#### WHAT TO PRODUCE:
Every line below should be set down exactly as it appears.

═══ RECORDS SHOWN

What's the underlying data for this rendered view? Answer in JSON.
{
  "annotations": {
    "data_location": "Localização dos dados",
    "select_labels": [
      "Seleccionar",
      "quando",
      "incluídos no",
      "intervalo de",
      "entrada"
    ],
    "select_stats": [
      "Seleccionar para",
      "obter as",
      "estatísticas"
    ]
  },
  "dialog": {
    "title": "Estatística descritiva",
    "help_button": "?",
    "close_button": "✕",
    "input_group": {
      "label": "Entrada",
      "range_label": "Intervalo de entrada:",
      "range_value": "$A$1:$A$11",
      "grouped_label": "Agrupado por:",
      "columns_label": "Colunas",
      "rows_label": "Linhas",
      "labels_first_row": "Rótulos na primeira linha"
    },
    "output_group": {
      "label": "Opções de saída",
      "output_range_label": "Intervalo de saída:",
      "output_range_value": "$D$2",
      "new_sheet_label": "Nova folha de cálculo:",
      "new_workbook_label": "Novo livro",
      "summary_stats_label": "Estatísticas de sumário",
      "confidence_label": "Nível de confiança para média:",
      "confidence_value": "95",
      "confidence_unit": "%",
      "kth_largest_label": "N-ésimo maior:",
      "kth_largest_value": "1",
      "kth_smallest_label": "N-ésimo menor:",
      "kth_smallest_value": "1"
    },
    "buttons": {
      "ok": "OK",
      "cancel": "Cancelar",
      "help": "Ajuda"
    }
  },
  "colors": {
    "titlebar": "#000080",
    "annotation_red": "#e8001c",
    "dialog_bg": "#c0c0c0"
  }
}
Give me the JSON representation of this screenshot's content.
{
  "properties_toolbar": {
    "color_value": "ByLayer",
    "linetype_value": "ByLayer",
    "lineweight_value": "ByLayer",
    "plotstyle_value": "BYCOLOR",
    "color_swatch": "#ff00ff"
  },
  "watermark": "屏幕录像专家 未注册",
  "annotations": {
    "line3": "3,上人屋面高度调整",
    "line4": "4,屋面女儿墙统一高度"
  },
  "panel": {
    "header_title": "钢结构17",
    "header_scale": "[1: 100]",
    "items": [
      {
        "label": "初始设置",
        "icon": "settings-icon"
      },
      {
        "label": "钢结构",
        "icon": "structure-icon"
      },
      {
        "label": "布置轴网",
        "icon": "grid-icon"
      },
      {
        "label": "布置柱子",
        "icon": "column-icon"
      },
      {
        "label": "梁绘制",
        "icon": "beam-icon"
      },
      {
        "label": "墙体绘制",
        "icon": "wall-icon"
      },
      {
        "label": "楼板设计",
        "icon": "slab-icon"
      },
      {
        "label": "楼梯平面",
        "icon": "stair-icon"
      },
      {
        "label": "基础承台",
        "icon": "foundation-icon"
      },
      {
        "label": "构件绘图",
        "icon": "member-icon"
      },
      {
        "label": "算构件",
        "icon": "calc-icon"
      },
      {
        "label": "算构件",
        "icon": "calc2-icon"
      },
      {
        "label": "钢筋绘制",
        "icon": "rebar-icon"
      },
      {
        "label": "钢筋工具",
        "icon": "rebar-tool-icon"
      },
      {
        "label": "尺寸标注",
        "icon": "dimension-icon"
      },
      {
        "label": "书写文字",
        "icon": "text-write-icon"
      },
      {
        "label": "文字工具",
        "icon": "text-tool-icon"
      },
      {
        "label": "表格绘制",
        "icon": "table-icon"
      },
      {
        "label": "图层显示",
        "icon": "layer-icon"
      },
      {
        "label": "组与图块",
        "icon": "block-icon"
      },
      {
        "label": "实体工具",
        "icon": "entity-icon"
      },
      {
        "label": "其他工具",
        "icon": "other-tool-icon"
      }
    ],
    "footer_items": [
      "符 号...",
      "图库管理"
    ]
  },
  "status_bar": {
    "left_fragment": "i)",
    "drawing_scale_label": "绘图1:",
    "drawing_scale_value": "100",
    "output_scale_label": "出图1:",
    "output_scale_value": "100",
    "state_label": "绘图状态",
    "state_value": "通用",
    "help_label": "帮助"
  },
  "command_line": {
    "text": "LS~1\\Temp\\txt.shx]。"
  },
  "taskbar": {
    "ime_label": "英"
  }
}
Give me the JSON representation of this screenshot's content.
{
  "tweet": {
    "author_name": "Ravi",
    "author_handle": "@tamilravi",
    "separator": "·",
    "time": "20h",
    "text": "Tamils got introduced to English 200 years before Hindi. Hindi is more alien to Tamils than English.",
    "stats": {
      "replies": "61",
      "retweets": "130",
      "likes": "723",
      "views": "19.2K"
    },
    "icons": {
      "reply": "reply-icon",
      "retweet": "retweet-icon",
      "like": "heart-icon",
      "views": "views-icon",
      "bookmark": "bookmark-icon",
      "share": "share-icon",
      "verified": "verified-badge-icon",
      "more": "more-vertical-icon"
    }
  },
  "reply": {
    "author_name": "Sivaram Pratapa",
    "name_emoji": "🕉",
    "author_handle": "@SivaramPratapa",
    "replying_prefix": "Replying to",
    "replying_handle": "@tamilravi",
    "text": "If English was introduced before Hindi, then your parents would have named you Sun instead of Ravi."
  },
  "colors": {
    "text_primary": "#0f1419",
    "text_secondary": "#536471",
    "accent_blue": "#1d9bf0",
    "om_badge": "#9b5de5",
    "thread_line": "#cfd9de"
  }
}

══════

#### ANSWER TO THIS EXERCISE:
What's the underlying data for this rendered view? Answer in JSON.
{
  "annotations": {
    "data_location": "Localização dos dados",
    "select_labels": [
      "Seleccionar",
      "quando",
      "incluídos no",
      "intervalo de",
      "entrada"
    ],
    "select_stats": [
      "Seleccionar para",
      "obter as",
      "estatísticas"
    ]
  },
  "dialog": {
    "title": "Estatística descritiva",
    "help_button": "?",
    "close_button": "✕",
    "input_group": {
      "label": "Entrada",
      "range_label": "Intervalo de entrada:",
      "range_value": "$A$1:$A$11",
      "grouped_label": "Agrupado por:",
      "columns_label": "Colunas",
      "rows_label": "Linhas",
      "labels_first_row": "Rótulos na primeira linha"
    },
    "output_group": {
      "label": "Opções de saída",
      "output_range_label": "Intervalo de saída:",
      "output_range_value": "$D$2",
      "new_sheet_label": "Nova folha de cálculo:",
      "new_workbook_label": "Novo livro",
      "summary_stats_label": "Estatísticas de sumário",
      "confidence_label": "Nível de confiança para média:",
      "confidence_value": "95",
      "confidence_unit": "%",
      "kth_largest_label": "N-ésimo maior:",
      "kth_largest_value": "1",
      "kth_smallest_label": "N-ésimo menor:",
      "kth_smallest_value": "1"
    },
    "buttons": {
      "ok": "OK",
      "cancel": "Cancelar",
      "help": "Ajuda"
    }
  },
  "colors": {
    "titlebar": "#000080",
    "annotation_red": "#e8001c",
    "dialog_bg": "#c0c0c0"
  }
}
Give me the JSON representation of this screenshot's content.
{
  "properties_toolbar": {
    "color_value": "ByLayer",
    "linetype_value": "ByLayer",
    "lineweight_value": "ByLayer",
    "plotstyle_value": "BYCOLOR",
    "color_swatch": "#ff00ff"
  },
  "watermark": "屏幕录像专家 未注册",
  "annotations": {
    "line3": "3,上人屋面高度调整",
    "line4": "4,屋面女儿墙统一高度"
  },
  "panel": {
    "header_title": "钢结构17",
    "header_scale": "[1: 100]",
    "items": [
      {
        "label": "初始设置",
        "icon": "settings-icon"
      },
      {
        "label": "钢结构",
        "icon": "structure-icon"
      },
      {
        "label": "布置轴网",
        "icon": "grid-icon"
      },
      {
        "label": "布置柱子",
        "icon": "column-icon"
      },
      {
        "label": "梁绘制",
        "icon": "beam-icon"
      },
      {
        "label": "墙体绘制",
        "icon": "wall-icon"
      },
      {
        "label": "楼板设计",
        "icon": "slab-icon"
      },
      {
        "label": "楼梯平面",
        "icon": "stair-icon"
      },
      {
        "label": "基础承台",
        "icon": "foundation-icon"
      },
      {
        "label": "构件绘图",
        "icon": "member-icon"
      },
      {
        "label": "算构件",
        "icon": "calc-icon"
      },
      {
        "label": "算构件",
        "icon": "calc2-icon"
      },
      {
        "label": "钢筋绘制",
        "icon": "rebar-icon"
      },
      {
        "label": "钢筋工具",
        "icon": "rebar-tool-icon"
      },
      {
        "label": "尺寸标注",
        "icon": "dimension-icon"
      },
      {
        "label": "书写文字",
        "icon": "text-write-icon"
      },
      {
        "label": "文字工具",
        "icon": "text-tool-icon"
      },
      {
        "label": "表格绘制",
        "icon": "table-icon"
      },
      {
        "label": "图层显示",
        "icon": "layer-icon"
      },
      {
        "label": "组与图块",
        "icon": "block-icon"
      },
      {
        "label": "实体工具",
        "icon": "entity-icon"
      },
      {
        "label": "其他工具",
        "icon": "other-tool-icon"
      }
    ],
    "footer_items": [
      "符 号...",
      "图库管理"
    ]
  },
  "status_bar": {
    "left_fragment": "i)",
    "drawing_scale_label": "绘图1:",
    "drawing_scale_value": "100",
    "output_scale_label": "出图1:",
    "output_scale_value": "100",
    "state_label": "绘图状态",
    "state_value": "通用",
    "help_label": "帮助"
  },
  "command_line": {
    "text": "LS~1\\Temp\\txt.shx]。"
  },
  "taskbar": {
    "ime_label": "英"
  }
}
Give me the JSON representation of this screenshot's content.
{
  "tweet": {
    "author_name": "Ravi",
    "author_handle": "@tamilravi",
    "separator": "·",
    "time": "20h",
    "text": "Tamils got introduced to English 200 years before Hindi. Hindi is more alien to Tamils than English.",
    "stats": {
      "replies": "61",
      "retweets": "130",
      "likes": "723",
      "views": "19.2K"
    },
    "icons": {
      "reply": "reply-icon",
      "retweet": "retweet-icon",
      "like": "heart-icon",
      "views": "views-icon",
      "bookmark": "bookmark-icon",
      "share": "share-icon",
      "verified": "verified-badge-icon",
      "more": "more-vertical-icon"
    }
  },
  "reply": {
    "author_name": "Sivaram Pratapa",
    "name_emoji": "🕉",
    "author_handle": "@SivaramPratapa",
    "replying_prefix": "Replying to",
    "replying_handle": "@tamilravi",
    "text": "If English was introduced before Hindi, then your parents would have named you Sun instead of Ravi."
  },
  "colors": {
    "text_primary": "#0f1419",
    "text_secondary": "#536471",
    "accent_blue": "#1d9bf0",
    "om_badge": "#9b5de5",
    "thread_line": "#cfd9de"
  }
}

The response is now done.